What you return must match the listing below character for character, minus any pictures.

****************************************

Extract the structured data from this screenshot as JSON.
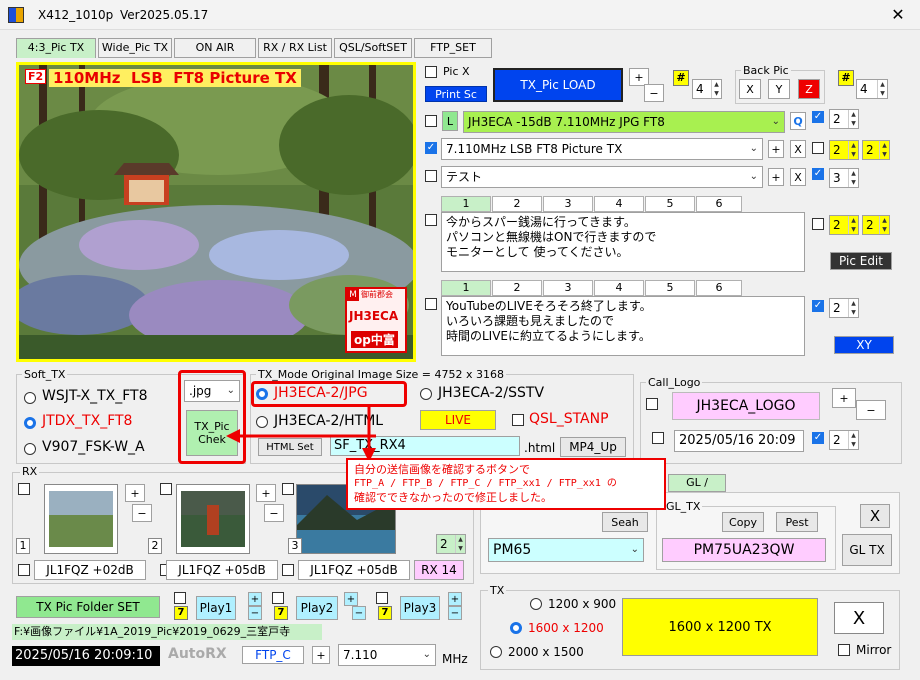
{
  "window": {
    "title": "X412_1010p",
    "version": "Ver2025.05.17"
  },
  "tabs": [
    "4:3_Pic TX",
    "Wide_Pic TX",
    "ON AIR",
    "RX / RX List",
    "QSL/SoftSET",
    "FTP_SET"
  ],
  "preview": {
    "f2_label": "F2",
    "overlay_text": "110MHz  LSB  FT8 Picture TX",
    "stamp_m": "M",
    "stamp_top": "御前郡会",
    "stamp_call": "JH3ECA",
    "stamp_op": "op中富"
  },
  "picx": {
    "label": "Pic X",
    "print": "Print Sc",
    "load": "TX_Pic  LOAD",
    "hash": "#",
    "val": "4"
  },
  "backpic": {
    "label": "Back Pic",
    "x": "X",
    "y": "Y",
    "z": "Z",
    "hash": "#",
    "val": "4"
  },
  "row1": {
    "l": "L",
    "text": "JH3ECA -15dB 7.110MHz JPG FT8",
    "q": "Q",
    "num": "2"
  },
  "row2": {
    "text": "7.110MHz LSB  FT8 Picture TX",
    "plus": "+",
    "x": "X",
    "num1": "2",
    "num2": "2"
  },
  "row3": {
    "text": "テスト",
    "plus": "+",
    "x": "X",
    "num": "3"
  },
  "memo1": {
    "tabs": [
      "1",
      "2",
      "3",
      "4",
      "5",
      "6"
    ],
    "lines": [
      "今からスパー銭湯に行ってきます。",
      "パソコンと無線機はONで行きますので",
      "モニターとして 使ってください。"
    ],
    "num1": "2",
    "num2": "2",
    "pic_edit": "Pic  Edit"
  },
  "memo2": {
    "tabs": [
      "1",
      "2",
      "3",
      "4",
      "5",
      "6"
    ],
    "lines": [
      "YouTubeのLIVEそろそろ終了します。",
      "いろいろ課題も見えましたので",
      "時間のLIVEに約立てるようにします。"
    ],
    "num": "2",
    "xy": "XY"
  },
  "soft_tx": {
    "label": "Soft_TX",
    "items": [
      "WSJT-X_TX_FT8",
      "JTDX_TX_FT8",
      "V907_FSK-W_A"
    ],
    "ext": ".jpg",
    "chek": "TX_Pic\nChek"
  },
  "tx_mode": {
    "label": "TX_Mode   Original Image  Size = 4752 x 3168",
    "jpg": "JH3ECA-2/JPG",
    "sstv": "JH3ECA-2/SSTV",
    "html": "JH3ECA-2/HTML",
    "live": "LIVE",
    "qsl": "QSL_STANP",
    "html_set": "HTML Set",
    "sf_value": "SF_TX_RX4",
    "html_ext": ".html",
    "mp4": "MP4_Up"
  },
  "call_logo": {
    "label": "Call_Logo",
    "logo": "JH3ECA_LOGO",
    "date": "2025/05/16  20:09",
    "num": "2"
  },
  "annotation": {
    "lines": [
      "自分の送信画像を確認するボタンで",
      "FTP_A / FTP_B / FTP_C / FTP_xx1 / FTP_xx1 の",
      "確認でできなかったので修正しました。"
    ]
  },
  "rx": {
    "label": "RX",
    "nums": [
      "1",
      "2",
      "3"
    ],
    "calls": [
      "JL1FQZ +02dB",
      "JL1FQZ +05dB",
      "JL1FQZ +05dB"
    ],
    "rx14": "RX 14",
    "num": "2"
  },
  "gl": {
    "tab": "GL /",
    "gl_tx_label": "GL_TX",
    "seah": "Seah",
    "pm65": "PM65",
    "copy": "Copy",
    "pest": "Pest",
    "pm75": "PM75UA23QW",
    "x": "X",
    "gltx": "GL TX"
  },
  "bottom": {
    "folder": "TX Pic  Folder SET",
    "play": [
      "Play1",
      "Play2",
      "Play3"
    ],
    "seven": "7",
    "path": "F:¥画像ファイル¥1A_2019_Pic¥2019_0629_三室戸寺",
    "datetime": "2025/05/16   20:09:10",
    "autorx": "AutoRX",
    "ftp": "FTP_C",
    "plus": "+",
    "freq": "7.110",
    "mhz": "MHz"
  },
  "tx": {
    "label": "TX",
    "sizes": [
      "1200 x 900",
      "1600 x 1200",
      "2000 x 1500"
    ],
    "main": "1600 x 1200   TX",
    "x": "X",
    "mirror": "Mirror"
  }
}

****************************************

Result of this task
Extract the structured data from this screenshot as JSON.
{
  "window": {
    "title": "X412_1010p",
    "version": "Ver2025.05.17"
  },
  "tabs": [
    "4:3_Pic TX",
    "Wide_Pic TX",
    "ON AIR",
    "RX / RX List",
    "QSL/SoftSET",
    "FTP_SET"
  ],
  "preview": {
    "f2_label": "F2",
    "overlay_text": "110MHz  LSB  FT8 Picture TX",
    "stamp_m": "M",
    "stamp_top": "御前郡会",
    "stamp_call": "JH3ECA",
    "stamp_op": "op中富"
  },
  "picx": {
    "label": "Pic X",
    "print": "Print Sc",
    "load": "TX_Pic  LOAD",
    "hash": "#",
    "val": "4"
  },
  "backpic": {
    "label": "Back Pic",
    "x": "X",
    "y": "Y",
    "z": "Z",
    "hash": "#",
    "val": "4"
  },
  "row1": {
    "l": "L",
    "text": "JH3ECA -15dB 7.110MHz JPG FT8",
    "q": "Q",
    "num": "2"
  },
  "row2": {
    "text": "7.110MHz LSB  FT8 Picture TX",
    "plus": "+",
    "x": "X",
    "num1": "2",
    "num2": "2"
  },
  "row3": {
    "text": "テスト",
    "plus": "+",
    "x": "X",
    "num": "3"
  },
  "memo1": {
    "tabs": [
      "1",
      "2",
      "3",
      "4",
      "5",
      "6"
    ],
    "lines": [
      "今からスパー銭湯に行ってきます。",
      "パソコンと無線機はONで行きますので",
      "モニターとして 使ってください。"
    ],
    "num1": "2",
    "num2": "2",
    "pic_edit": "Pic  Edit"
  },
  "memo2": {
    "tabs": [
      "1",
      "2",
      "3",
      "4",
      "5",
      "6"
    ],
    "lines": [
      "YouTubeのLIVEそろそろ終了します。",
      "いろいろ課題も見えましたので",
      "時間のLIVEに約立てるようにします。"
    ],
    "num": "2",
    "xy": "XY"
  },
  "soft_tx": {
    "label": "Soft_TX",
    "items": [
      "WSJT-X_TX_FT8",
      "JTDX_TX_FT8",
      "V907_FSK-W_A"
    ],
    "ext": ".jpg",
    "chek": "TX_Pic\nChek"
  },
  "tx_mode": {
    "label": "TX_Mode   Original Image  Size = 4752 x 3168",
    "jpg": "JH3ECA-2/JPG",
    "sstv": "JH3ECA-2/SSTV",
    "html": "JH3ECA-2/HTML",
    "live": "LIVE",
    "qsl": "QSL_STANP",
    "html_set": "HTML Set",
    "sf_value": "SF_TX_RX4",
    "html_ext": ".html",
    "mp4": "MP4_Up"
  },
  "call_logo": {
    "label": "Call_Logo",
    "logo": "JH3ECA_LOGO",
    "date": "2025/05/16  20:09",
    "num": "2"
  },
  "annotation": {
    "lines": [
      "自分の送信画像を確認するボタンで",
      "FTP_A / FTP_B / FTP_C / FTP_xx1 / FTP_xx1 の",
      "確認でできなかったので修正しました。"
    ]
  },
  "rx": {
    "label": "RX",
    "nums": [
      "1",
      "2",
      "3"
    ],
    "calls": [
      "JL1FQZ +02dB",
      "JL1FQZ +05dB",
      "JL1FQZ +05dB"
    ],
    "rx14": "RX 14",
    "num": "2"
  },
  "gl": {
    "tab": "GL /",
    "gl_tx_label": "GL_TX",
    "seah": "Seah",
    "pm65": "PM65",
    "copy": "Copy",
    "pest": "Pest",
    "pm75": "PM75UA23QW",
    "x": "X",
    "gltx": "GL TX"
  },
  "bottom": {
    "folder": "TX Pic  Folder SET",
    "play": [
      "Play1",
      "Play2",
      "Play3"
    ],
    "seven": "7",
    "path": "F:¥画像ファイル¥1A_2019_Pic¥2019_0629_三室戸寺",
    "datetime": "2025/05/16   20:09:10",
    "autorx": "AutoRX",
    "ftp": "FTP_C",
    "plus": "+",
    "freq": "7.110",
    "mhz": "MHz"
  },
  "tx": {
    "label": "TX",
    "sizes": [
      "1200 x 900",
      "1600 x 1200",
      "2000 x 1500"
    ],
    "main": "1600 x 1200   TX",
    "x": "X",
    "mirror": "Mirror"
  }
}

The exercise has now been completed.